Wearable florals and floral jewellery are some of my favourite items to create. They take a bit of practice and sometimes a bit of thinking outside the box, but they can add a really special touch to a client’s wedding or event.
Some examples you may be familiar with are the ever-popular flower crown, hair combs or clips, and wrist corsages. Hair combs and wrist corsages are relatively traditional elements to weddings and proms, however they can definitely be reimagined and modernised. In the design shown below, I shied away from conventional roses and instead used some unusual elements including succulents and raspberry leaf. Succulents are a fantastic option as they last for months and there is no chance of wilting.
Corsages are made very simply on a strip of fabric (I use faux leather as it is strong but still soft and flexible), and the decorations are secured with floral glue. The glue seals the stems so every element lasts longer, and it is incredibly strong so nothing falls off even when squashed or moving at speed!

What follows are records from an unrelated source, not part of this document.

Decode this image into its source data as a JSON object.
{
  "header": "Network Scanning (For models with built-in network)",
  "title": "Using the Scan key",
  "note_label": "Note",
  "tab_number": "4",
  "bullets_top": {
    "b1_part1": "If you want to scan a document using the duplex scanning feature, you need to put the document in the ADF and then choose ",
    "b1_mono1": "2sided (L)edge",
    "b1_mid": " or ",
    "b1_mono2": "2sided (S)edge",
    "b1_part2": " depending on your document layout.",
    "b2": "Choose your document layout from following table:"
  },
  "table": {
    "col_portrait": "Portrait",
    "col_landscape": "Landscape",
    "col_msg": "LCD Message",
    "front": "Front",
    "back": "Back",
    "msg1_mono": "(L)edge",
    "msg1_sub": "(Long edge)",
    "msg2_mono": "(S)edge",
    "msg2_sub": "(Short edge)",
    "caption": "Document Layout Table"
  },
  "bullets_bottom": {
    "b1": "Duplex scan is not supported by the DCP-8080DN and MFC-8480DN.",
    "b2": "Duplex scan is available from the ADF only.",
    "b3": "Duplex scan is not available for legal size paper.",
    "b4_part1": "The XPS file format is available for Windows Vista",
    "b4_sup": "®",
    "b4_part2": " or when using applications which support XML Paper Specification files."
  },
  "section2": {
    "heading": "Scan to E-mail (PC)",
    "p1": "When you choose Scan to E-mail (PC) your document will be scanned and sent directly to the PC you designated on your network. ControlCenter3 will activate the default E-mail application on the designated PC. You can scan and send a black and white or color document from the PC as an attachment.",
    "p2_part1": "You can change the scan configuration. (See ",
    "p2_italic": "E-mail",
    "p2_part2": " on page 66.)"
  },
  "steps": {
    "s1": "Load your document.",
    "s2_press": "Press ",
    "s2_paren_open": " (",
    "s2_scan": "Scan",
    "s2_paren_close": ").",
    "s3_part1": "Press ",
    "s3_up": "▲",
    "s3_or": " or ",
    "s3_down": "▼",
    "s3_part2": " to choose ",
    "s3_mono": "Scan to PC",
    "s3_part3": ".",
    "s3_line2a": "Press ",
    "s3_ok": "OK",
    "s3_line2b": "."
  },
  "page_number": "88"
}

Floral crowns can be made in a variety of ways but are generally wired. They can be full and showy, or more delicate, like this one made using pink and white gypsophilia – a good option for children as it is very light.
A wedding item that’s starting to pop up more recently is the pocket square. This sits inside a suit jacket pocket in place of a buttonhole, and is much more secure and long lasting. It’s a better design for surviving the squishing from all the hugs! It’s also very simple to make – just a square of cardboard (which I usually cover with fabric) with the flowers glued to the top strip so that they sit above the pocket.
Crowns, corsages and pocket squares are all fairly standard requests for a wedding or event florist. However, how about being a bit unique and thinking outside the box?
Using the same method as the wrist corsage, and with inspiration from the book Wearable Flowers by Susan McLeary, I have created other items such as floral necklaces, rings and even clothing! Your imagination is really the only limit.
Some of these designs may be a litte extravagant for more traditional brides, but would be fabulous at a festival-themed wedding – and they lend themselves to photoshoots and fashion shows too.
Talking of photoshoots, one of my favourite designs will never been seen at any wedding that I can imagine, but was a huge amount of fun to create: my green man and green woman headdresses. I have made similar pieces for local artists, including a ‘hedge witch’ design with an autumn theme, and a tropical-coloured festival headdress. All these large headdresses were created with a headband and a chicken wire armature, and were surprisingly light!
Let me end with the most literal example of wearable florals – the flower tattoo. This is placed directly onto the skin, and looks amazing. It’s created using kinetic tape, which is used to support joints in sport, and is stuck to the skin with the flowers then being glued to the tape. It’s a time consuming operation and needs to be done in situ, so is really more for photoshoots than real life events, but the effect is stunning.
The only thing to remember when using kinetic tape is to do a patch test, as some people can have an allergic reaction. I am also looking into a more sustainable glue, and have discovered one made from potato starch. I still have to test it, however, and how strong it proves is obviously crucial.
I hope I have inspired you to think a little differently when it comes to wearable flowers!
Harriet Mullins runs Sweetpeas and Sunflowers in North Devon, and she is also the National Co-ordinator for Flowers From The Farm.